Adjusted EBITDAR has limitations as an analytical tool. Some of the limitations applicable to this measure include: Adjusted EBITDAR does not reflect the impact of certain cash charges resulting from matters we consider not to be indicative of our ongoing operations; Adjusted EBITDAR does not reflect our cash expenditures, or future requirements, for capital expenditures or contractual commitments; Adjusted EBITDAR does not reflect changes in, or cash requirements for, our working capital needs; it does not reflect the interest expense, or the cash requirements necessary to service interest or principal payments, on our debt; although depreciation and amortization are non-cash charges, the assets being depreciated and amortized will often have to be replaced in the future, and Adjusted EBITDAR does not reflect any cash requirements for such replacements; and other companies in our industry may calculate Adjusted EBITDAR differently than we do, limiting each measure’s usefulness as a comparative measure. Because of these limitations, Adjusted EBITDAR should not be considered in isolation or as a substitute for performance measures calculated in accordance with GAAP.

The following table presents the reconciliation of Net Income (Loss) to Adjusted EBITDAR for the periods presented below.

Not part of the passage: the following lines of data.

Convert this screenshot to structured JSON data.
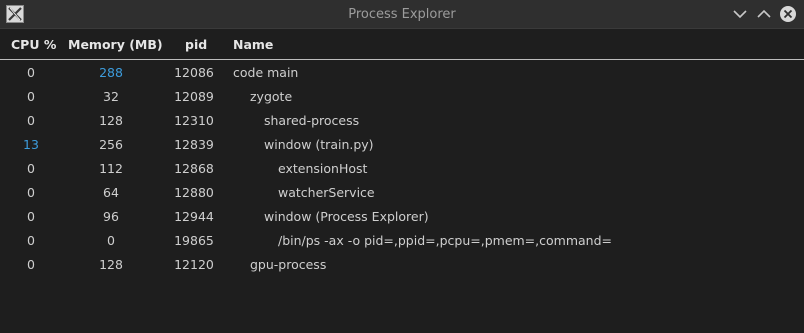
{
  "window": {
    "title": "Process Explorer",
    "icon": "x-window-icon"
  },
  "controls": {
    "minimize_icon": "chevron-down-icon",
    "maximize_icon": "chevron-up-icon",
    "close_icon": "close-icon"
  },
  "columns": {
    "cpu": "CPU %",
    "memory": "Memory (MB)",
    "pid": "pid",
    "name": "Name"
  },
  "colors": {
    "accent": "#3d9cdc",
    "background": "#1e1e1e",
    "titlebar": "#2f2f2f"
  },
  "rows": [
    {
      "cpu": "0",
      "memory": "288",
      "pid": "12086",
      "name": "code main",
      "depth": 0,
      "highlight": "memory"
    },
    {
      "cpu": "0",
      "memory": "32",
      "pid": "12089",
      "name": "zygote",
      "depth": 1,
      "highlight": ""
    },
    {
      "cpu": "0",
      "memory": "128",
      "pid": "12310",
      "name": "shared-process",
      "depth": 2,
      "highlight": ""
    },
    {
      "cpu": "13",
      "memory": "256",
      "pid": "12839",
      "name": "window (train.py)",
      "depth": 2,
      "highlight": "cpu"
    },
    {
      "cpu": "0",
      "memory": "112",
      "pid": "12868",
      "name": "extensionHost",
      "depth": 3,
      "highlight": ""
    },
    {
      "cpu": "0",
      "memory": "64",
      "pid": "12880",
      "name": "watcherService",
      "depth": 3,
      "highlight": ""
    },
    {
      "cpu": "0",
      "memory": "96",
      "pid": "12944",
      "name": "window (Process Explorer)",
      "depth": 2,
      "highlight": ""
    },
    {
      "cpu": "0",
      "memory": "0",
      "pid": "19865",
      "name": "/bin/ps -ax -o pid=,ppid=,pcpu=,pmem=,command=",
      "depth": 3,
      "highlight": ""
    },
    {
      "cpu": "0",
      "memory": "128",
      "pid": "12120",
      "name": "gpu-process",
      "depth": 1,
      "highlight": ""
    }
  ]
}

Year Ended December 31, 

    

2021

    

2020

    

2019

Adjusted EBITDAR Reconciliation:

Net Income (Loss)

$

77,470

$

(3,904)

$

46,072

Special Items, net (a)

 

(65,456)

 

(64,563)

 

7,092

Stock Compensation expense

 

5,562

 

2,110

 

1,888

Voluntary leave expense (b)

 

 

4,881

 

Loss on asset transactions, net

 

3

 

413

 

745

Secondary Offering Costs

 

1,763

 

 

TRA expenses (c)

 

320